Update, Monday, June 23:
A young black bear killed in downtown Juneau on Saturday appeared to be about a 150-pound three-year-old.
Juneau police shot the bear after it broke into a home on Rawn Way near Gastineau Avenue. Fish and Game biologists arrived a short time later.
Acting area biologist Stephanie Sell says the bear was able to push open the door to the home and helped himself to some food on a shelf just inside.
Juneau is surrounded by black bear habitat and the downtown area has always been a popular place for bears to roam, she says.
It seems like there’s an underground bear-making factory. And you know every time we take bears out of downtown, either move them or get rid of them, there’s always a bear that takes its spot.”
Sell doesn’t believe there are more bears in the downtown area this summer. Instead, she says, humans’ unsecured or poorly secured garbage give the bears easy targets.
We could take a bear out of an area but if we don’t solve the initial problem, which maybe the trash or poor garbage enclosures, you know the bears are just going to keep coming back.”
Juneau garbage laws are in effect year around.
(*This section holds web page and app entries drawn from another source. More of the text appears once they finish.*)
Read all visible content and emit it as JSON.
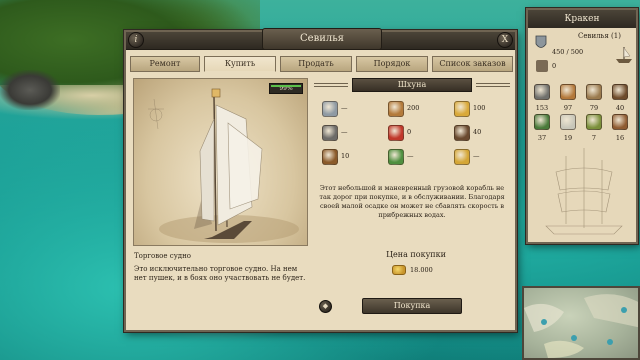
{
  "main_window": {
    "title": "Севилья",
    "info_label": "i",
    "close_label": "X",
    "tabs": [
      "Ремонт",
      "Купить",
      "Продать",
      "Порядок",
      "Список заказов"
    ],
    "active_tab": 1,
    "ship_view": {
      "hp_text": "99%",
      "hp_fraction": 0.99
    },
    "ship_name": "Торговое судно",
    "ship_description": "Это исключительно торговое судно. На нем нет пушек, и в боях оно участвовать не будет.",
    "stats_header": "Шхуна",
    "stats": [
      {
        "icon": "hull-icon",
        "value": "—",
        "color": "#8f9aa3"
      },
      {
        "icon": "cargo-chest-icon",
        "value": "200",
        "color": "#b37a3b"
      },
      {
        "icon": "gold-coins-icon",
        "value": "100",
        "color": "#d9a93a"
      },
      {
        "icon": "cannon-icon",
        "value": "—",
        "color": "#6d6b68"
      },
      {
        "icon": "anchor-icon",
        "value": "0",
        "color": "#c0382b"
      },
      {
        "icon": "crew-icon",
        "value": "40",
        "color": "#6a4a2f"
      },
      {
        "icon": "helm-icon",
        "value": "10",
        "color": "#8a5a2a"
      },
      {
        "icon": "speed-arrows-icon",
        "value": "—",
        "color": "#4f8f3f"
      },
      {
        "icon": "turn-icon",
        "value": "—",
        "color": "#d4a636"
      }
    ],
    "ship_text": "Этот небольшой и маневренный грузовой корабль не так дорог при покупке, и в обслуживании. Благодаря своей малой осадке он может не сбавлять скорость в прибрежных водах.",
    "price_label": "Цена покупки",
    "price_value": "18.000",
    "buy_button": "Покупка",
    "nav_label": "◆"
  },
  "fleet_panel": {
    "title": "Кракен",
    "ship_name": "Севилья (1)",
    "hull_value": "450 / 500",
    "crew_value": "0",
    "slots_row1": [
      {
        "icon": "cannon-slot-icon",
        "value": "153",
        "color": "#70706c"
      },
      {
        "icon": "cargo-slot-icon",
        "value": "97",
        "color": "#b3783a"
      },
      {
        "icon": "crate-slot-icon",
        "value": "79",
        "color": "#9a7a4e"
      },
      {
        "icon": "rum-slot-icon",
        "value": "40",
        "color": "#6e4c2c"
      }
    ],
    "slots_row2": [
      {
        "icon": "food-slot-icon",
        "value": "37",
        "color": "#4a7a3a"
      },
      {
        "icon": "sugar-slot-icon",
        "value": "19",
        "color": "#c8c6b9"
      },
      {
        "icon": "tobacco-slot-icon",
        "value": "7",
        "color": "#7a8f3a"
      },
      {
        "icon": "wood-slot-icon",
        "value": "16",
        "color": "#8e5b31"
      }
    ]
  },
  "minimap": {
    "label": "map"
  }
}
A violation for unsecured garbage in Juneau ranges from $50 for the first offense to $300 dollars for the third within two years.
Juneau police shot and killed a black bear that broke into a home on Rawn Way near Gastineau Avenue on Saturday.
An officer shot at the bear twice with a shotgun after seeing the animal a doorway, according to a JPD news release. After the bear was shot, it ran behind the house, where it was later found dead.
Police say the bear was able to enter the home through the front door, which did not have a working doorknob. No other details about the incident were immediately available.
JPD says officials from the Alaska Department of Fish and Game were notified and responded.
- At a 30-day wellness camp hosted at Ekwok Lodge, participants fought alcohol and drug addiction with fishing and berry picking. Friday was graduation day.
- Before he was reassigned, Joel Clement was part of a working group focused on village relocation and coastal resilience in Alaska.
- The Alaska Department of Fish and Game and its partners, including Kodiak area Native corporations, are at the beginning of a two-and-a-half year, $1.8 million study of elk and bears on on Afognak Island to help balance game management and logging.
- Kodiak Island Borough resource manager and officer Maggie Slife was part of a group that went out on a rainy day to inspect the completed replanting of the burn area the Chiniak fire left behind in 2015.